Walter Isaacson
Simon & Schuster; First Edition edition
2014
Hard Cover
560

Following his blockbuster biography of Steve Jobs, The Innovators is Walter Isaacson's story of the people who created the computer and the Internet. It is destined to be the standard history of the digital revolution and a guide to how innovation really works.

What talents allowed certain inventors and entrepreneurs to turn their disruptive ideas into realities? What led to their creative leaps? Why did some succeed and others fail?

In his exciting saga, Isaacson begins with Ada Lovelace, Lord Byron's daughter, who pioneered computer programming in the 1840s. He then explores the fascinating personalities that created our current digital revolution, such as Vannevar Bush, Alan Turing, John von Neumann, J.C.R. Licklider, Doug Engelbart, Robert Noyce, Bill Gates, Steve Wozniak, Steve Jobs, Tim Berners-Lee and Larry Page.

This is the story of how their minds worked and what made them so creative. It's also a narrative of how their ability to collaborate and master the art of teamwork made them even more creative.

For an era that seeks to foster innovation, creativity and teamwork, this book shows how they actually happen.

Introduction to Continuous Integration with WordPress – WordCamp Cape Town 2016

At WordCamp Cape Town 2016 I did a quick intro workshop into continuous integration with WordPress, which covered the principles of continuous integration (CI) and a few ways to start with unit testing and integration testing.

Sadly, I didn’t have enough time to get through the entire workshop and really wanted to get people trying out the fun stuff. But, as promised, you’ll find the presentation further down the page, which you can go through in your own time.

In addition, I think it’s worth doing a step-by-step blog post series on this topic because I think it will enable everyone to get a better understanding of CI and really get the hang of it. Once I’ve published each post I will update this one with a link for your reference.

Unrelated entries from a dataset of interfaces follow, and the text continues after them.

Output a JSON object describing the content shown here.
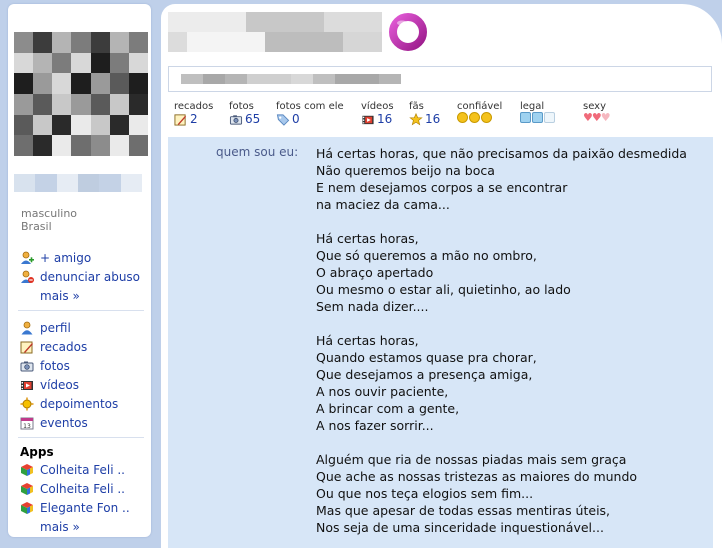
{
  "profile": {
    "gender": "masculino",
    "country": "Brasil"
  },
  "sidebar": {
    "actions": [
      {
        "label": "+ amigo",
        "icon": "add-friend-icon"
      },
      {
        "label": "denunciar abuso",
        "icon": "report-icon"
      },
      {
        "label": "mais »",
        "icon": ""
      }
    ],
    "nav": [
      {
        "label": "perfil",
        "icon": "user-icon"
      },
      {
        "label": "recados",
        "icon": "scrapbook-icon"
      },
      {
        "label": "fotos",
        "icon": "photo-icon"
      },
      {
        "label": "vídeos",
        "icon": "video-icon"
      },
      {
        "label": "depoimentos",
        "icon": "testimonial-icon"
      },
      {
        "label": "eventos",
        "icon": "calendar-icon"
      }
    ],
    "apps_title": "Apps",
    "apps": [
      {
        "label": "Colheita Feli ..",
        "icon": "app-cube-icon"
      },
      {
        "label": "Colheita Feli ..",
        "icon": "app-cube-icon"
      },
      {
        "label": "Elegante Fon ..",
        "icon": "app-cube-icon"
      }
    ],
    "apps_more": "mais »"
  },
  "stats": {
    "recados": {
      "label": "recados",
      "value": "2"
    },
    "fotos": {
      "label": "fotos",
      "value": "65"
    },
    "fotos_com_ele": {
      "label": "fotos com ele",
      "value": "0"
    },
    "videos": {
      "label": "vídeos",
      "value": "16"
    },
    "fas": {
      "label": "fãs",
      "value": "16"
    },
    "confiavel": {
      "label": "confiável",
      "level": 3,
      "max": 3
    },
    "legal": {
      "label": "legal",
      "level": 2,
      "max": 3
    },
    "sexy": {
      "label": "sexy",
      "level": 2.5,
      "max": 3
    }
  },
  "about": {
    "label": "quem sou eu:",
    "lines": [
      "Há certas horas, que não precisamos da paixão desmedida",
      "Não queremos beijo na boca",
      "E nem desejamos corpos a se encontrar",
      "na maciez da cama...",
      "",
      "Há certas horas,",
      "Que só queremos a mão no ombro,",
      "O abraço apertado",
      "Ou mesmo o estar ali, quietinho, ao lado",
      "Sem nada dizer....",
      "",
      "Há certas horas,",
      "Quando estamos quase pra chorar,",
      "Que desejamos a presença amiga,",
      "A nos ouvir paciente,",
      "A brincar com a gente,",
      "A nos fazer sorrir...",
      "",
      "Alguém que ria de nossas piadas mais sem graça",
      "Que ache as nossas tristezas as maiores do mundo",
      "Ou que nos teça elogios sem fim...",
      "Mas que apesar de todas essas mentiras úteis,",
      "Nos seja de uma sinceridade inquestionável..."
    ]
  },
  "colors": {
    "link": "#1e3ea6",
    "background": "#bfd0ea",
    "about_bg": "#d7e6f7",
    "logo": "#c02cb0"
  }
}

If you have any questions, please free to drop me a comment here or on the Github repo (the one I used in the workshop).

Continuous Integration with WordPress Series

  1. What is continuous integration and what does it have to do with WordPress?
  2. Using Github and Travis CI to begin your continuous integration journey
  3. What is the difference between unit tests and integration tests?
  4. Writing unit tests to improve your code
  5. Writing integration tests and making your code robust (everywhere)
  6. Additional tests you can do for your WordPress projects
  7. Continuous integration with WordPress resources

Link to Presentation on Google Slides

Discomfort: The Best Way to Learn

Sometimes, you just have to put yourself out there to push yourself to learn great things and standing in front of people may be the best way to learn.

On Thursday (7 September) I’ll be doing a workshop at WordCamp Cape Town 2016 on continuous integration. You may ask, what is “continuous integration”? Well, up to a couple of months ago I had only heard this term and never really understand what it was.

Over the last few months, I’ve been dabbling in it and trying to apply it effectively to the environment and workflow I use. All I knew was that it was important and that I had to start applying it.

When my speaker application was approved and the one idea of me speaking about continuous integration was accepted, I really had no choice but to use it and learn a lot more about continuous integration, and quickly.

I realised, as I was finishing up my workshop notes, that sometimes it’s actually a lot easier to learn something when you’re under pressure. There’s definitely no more pressure than standing up in front of a whole lot of super clever people and telling them about technology.

To, that’s what I’ll be doing on Thursday, putting myself out there, hoping to help a bunch of people but really just pushing myself to learn more.

What’s your best way to learn?